The Osei-Nketia camp is awaiting further medical reports after the teenager suffered a broken radius bone near his right elbow. He could be sidelined for about six weeks.
Osei-Nketia, the son of former Kiwi sprint champ Gus Nketia, was the talk of the sports world last year after winning the Australian title but he has been brought to a sudden halt.
The accident occurred near the college in Wellington late on Friday night.
"I'm not happy – it was unnecessary, it happened in darkness which is the problem," said Henley-Smith, the college's boarding director and a former top sprinter himself.
"This is a good lesson and a number of people are now talking to him about taking responsibility. He's a big boy now.
"He's pretty sad. He says he went over the handlebars – that's his story."

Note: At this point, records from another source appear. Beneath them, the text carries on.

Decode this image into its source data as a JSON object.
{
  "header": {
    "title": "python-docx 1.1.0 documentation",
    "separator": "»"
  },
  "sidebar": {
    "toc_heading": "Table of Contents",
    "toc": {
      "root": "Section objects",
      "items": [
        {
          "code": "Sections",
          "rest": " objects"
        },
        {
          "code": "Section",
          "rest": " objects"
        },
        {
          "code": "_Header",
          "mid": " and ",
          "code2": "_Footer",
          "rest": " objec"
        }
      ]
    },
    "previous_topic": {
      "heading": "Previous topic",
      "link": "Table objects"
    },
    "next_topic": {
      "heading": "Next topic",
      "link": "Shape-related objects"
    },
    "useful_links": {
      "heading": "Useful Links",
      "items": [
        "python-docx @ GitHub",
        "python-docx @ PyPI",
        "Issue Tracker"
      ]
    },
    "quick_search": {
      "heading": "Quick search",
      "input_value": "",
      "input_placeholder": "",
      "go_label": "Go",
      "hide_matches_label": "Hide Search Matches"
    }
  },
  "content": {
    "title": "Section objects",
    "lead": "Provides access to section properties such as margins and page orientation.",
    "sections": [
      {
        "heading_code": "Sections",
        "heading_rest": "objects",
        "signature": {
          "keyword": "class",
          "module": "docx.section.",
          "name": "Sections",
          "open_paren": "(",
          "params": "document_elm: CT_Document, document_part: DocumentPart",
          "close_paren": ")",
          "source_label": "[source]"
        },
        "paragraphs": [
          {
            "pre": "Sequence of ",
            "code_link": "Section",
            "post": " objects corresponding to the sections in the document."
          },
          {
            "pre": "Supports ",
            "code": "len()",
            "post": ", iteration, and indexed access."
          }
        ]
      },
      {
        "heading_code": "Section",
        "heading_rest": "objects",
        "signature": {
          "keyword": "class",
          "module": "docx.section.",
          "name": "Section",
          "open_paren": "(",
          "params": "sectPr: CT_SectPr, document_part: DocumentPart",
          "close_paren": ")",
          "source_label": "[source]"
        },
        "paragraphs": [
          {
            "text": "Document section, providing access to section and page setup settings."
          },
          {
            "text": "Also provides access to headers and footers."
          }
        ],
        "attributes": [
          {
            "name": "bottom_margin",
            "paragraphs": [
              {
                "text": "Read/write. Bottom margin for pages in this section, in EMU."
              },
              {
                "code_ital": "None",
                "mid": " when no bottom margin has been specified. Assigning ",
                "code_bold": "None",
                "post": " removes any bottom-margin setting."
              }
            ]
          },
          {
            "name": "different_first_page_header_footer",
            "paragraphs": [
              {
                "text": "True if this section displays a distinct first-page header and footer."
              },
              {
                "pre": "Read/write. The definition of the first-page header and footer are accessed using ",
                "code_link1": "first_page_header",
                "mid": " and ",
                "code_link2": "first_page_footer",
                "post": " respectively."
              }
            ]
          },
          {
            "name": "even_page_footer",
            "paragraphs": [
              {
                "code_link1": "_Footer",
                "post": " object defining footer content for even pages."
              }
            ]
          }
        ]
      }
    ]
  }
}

National 200m record holder Millar moved from Tauranga to Wellington recently to train with Osei-Nketia, the 100m champion. Henley-Smith said both were making good progress, Millar in particular.
Osei-Nketia's story grabbed the headlines last year, with the youngster choosing to represent New Zealand over Australia even though his family has lived in Canberra since 2011. Raised in Auckland, "Fast Eddie" also has aspirations to be an All Black.
Ranked inside the world's top 54, the Japan Olympics were beckoning. But Olympic qualification has become trickier because of the worldwide pandemic.
Osei-Nkeitia has a best 100m time of 10.19s, with the qualifying mark being 10.05s.
There is also a points qualification system but that route is problematic because New Zealand's Covid-19 quarantine requirements make travel to events in Australia too costly.
Meeting the qualification time is regarded as the only surefire way of satisfying the Olympic selectors.
With the 2020 Tokyo Olympics postponed for a year, Osei-Nketia has been able to make major headway with his education which has delighted everyone involved, Henley-Smith said.
But the cycle crash has put a spoke in his wheels.
"I'd call this a minor setback," Henley-Smith said.
"One of the first things I asked is 'have you rung your dad yet?' He has now.
"As you can see I'm pretty mad. But young people make mistakes. He will learn from the experience."